Leaders with high EQ make better decisions – free from bias, technically sound, based on data, and based on their knowledge, expertise and understanding of people, organizational, historical, social and...
By Dr. Marcus M. Mottley
A manager kept complaining that his emotional competence declined every day just after lunch. He said he felt lethargic, cranky and was easily annoyed. He couldn’t process or think straight and that making decisions at that time was very difficult for him.
When I asked whether he meant after he ate lunch or if he meant that it was related to that specific time of day he indicated that it was after he had eaten.
After asking him a few more questions, I immediately recommended that he see his doctor urgently. It turned out that he was in the early stages of diabetes!
In his case, the relationship between food and subsequent feelings had a clear connection.
For other people, the relationships between food, feelings and emotions are not so clear. As a matter of fact most people do not link any of their ‘bad’ feelings or emotions to the food they eat. Why did I select ‘bad’ feelings? Well because most of us know which foods make us...
By Marcus M. Mottley, Ph.D.
Some said it couldn’t be done. Those people said it was absolutely impossible for a human to run a mile in under 4 minutes… and so for years and years very few people even thought about going below 4 minutes… Why? Because they didn’t think it was possible. As a matter of fact – many athletes, coaches and pundits knew it was impossible! For many in the sporting world, that was a fundamental and accepted belief – back then!
Until a 25 year old runner proved all the non-believers wrong.
In 1954, Roger Bannister smashed the world record for the mile, running it in exactly 3 minutes and 59 seconds.

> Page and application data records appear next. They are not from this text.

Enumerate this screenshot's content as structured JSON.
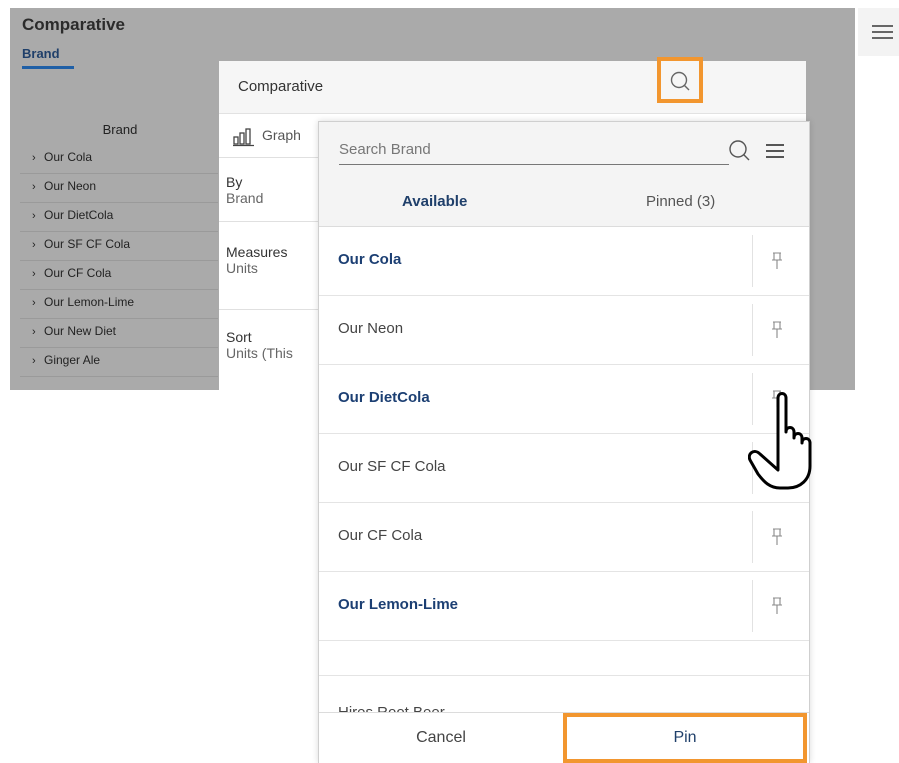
{
  "background": {
    "title": "Comparative",
    "tab": "Brand",
    "column_header": "Brand",
    "rows": [
      "Our Cola",
      "Our Neon",
      "Our DietCola",
      "Our SF CF Cola",
      "Our CF Cola",
      "Our Lemon-Lime",
      "Our New Diet",
      "Ginger Ale"
    ]
  },
  "dialog": {
    "title": "Comparative",
    "graph_tab": "Graph",
    "by_label": "By",
    "by_value": "Brand",
    "measures_label": "Measures",
    "measures_value": "Units",
    "sort_label": "Sort",
    "sort_value": "Units (This"
  },
  "search_panel": {
    "placeholder": "Search Brand",
    "tabs": {
      "available": "Available",
      "pinned": "Pinned (3)"
    },
    "items": [
      {
        "name": "Our Cola",
        "selected": true
      },
      {
        "name": "Our Neon",
        "selected": false
      },
      {
        "name": "Our DietCola",
        "selected": true
      },
      {
        "name": "Our SF CF Cola",
        "selected": false
      },
      {
        "name": "Our CF Cola",
        "selected": false
      },
      {
        "name": "Our Lemon-Lime",
        "selected": true
      }
    ],
    "cutoff_item": "Hires Root Beer",
    "cancel_label": "Cancel",
    "pin_label": "Pin"
  },
  "colors": {
    "highlight": "#f2962f",
    "selected_text": "#1c3f73",
    "overlay": "#aaaaaa"
  },
  "icons": [
    "search-icon",
    "menu-icon",
    "pin-icon",
    "graph-icon",
    "hand-cursor-icon",
    "chevron-right-icon"
  ]
}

And very soon after that somebody else did it…. And then… just about everybody was doing it. In fact, Roger Bannister only held that record for 46 days, and today thousands of runners have run 4 minute miles. Can’t run the 4-minute mile… forget the Olympics...
Remember the “Miracle on the Hudson”? Well I think that the real ‘Miracle’ was the pilot of the aircraft Flight 1549, who ‘decided’ to land the aircraft in the middle of the Hudson River? Well, yes, he was the leader on that airplane. But it was not his leadership of people that was important here. It was his ability to make a clear headed decision under what must have been a very stressful, life threatening (for him and over 150 passengers and crew), scary, anxiety producing experience. Imagine the feelings and the emotions that must have been percolating through him. Yet, miraculously, he was able to skillfully land the plane and save many lives that day.
In addition to his obvious skill as an experienced pilot, landing Flight 1549 must have taken some other key skill sets: A skill set to control his emotions and not let them impact his actions and behaviors; Another obvious skill set was the ability to think and process clearly and make...
The idea of Positive Leadership has been getting a lot of attention lately because of global political dynamics and because of the notion that many emerging political leaders are embracing what I would call negative models of leadership.
According to University of Michigan Management Professor Kim S. Cameron, “Positive leadership refers to the implementation of multiple positive practices that help individuals and organizations achieve their highest potential, flourish at work, experience elevating energy and achieve levels of effectiveness difficult to attain otherwise.”
The interest in Positive Leadership principles builds on the popularity of topics like optimism, happiness, emotional and social intelligence, empathy and work-life balance. Growing focus on Positive Psychology and emerging research in neuropsychology have served to breathe life into old notions of leadership where the emphasis is no longer on authority but on engaging and optimizing relationships with...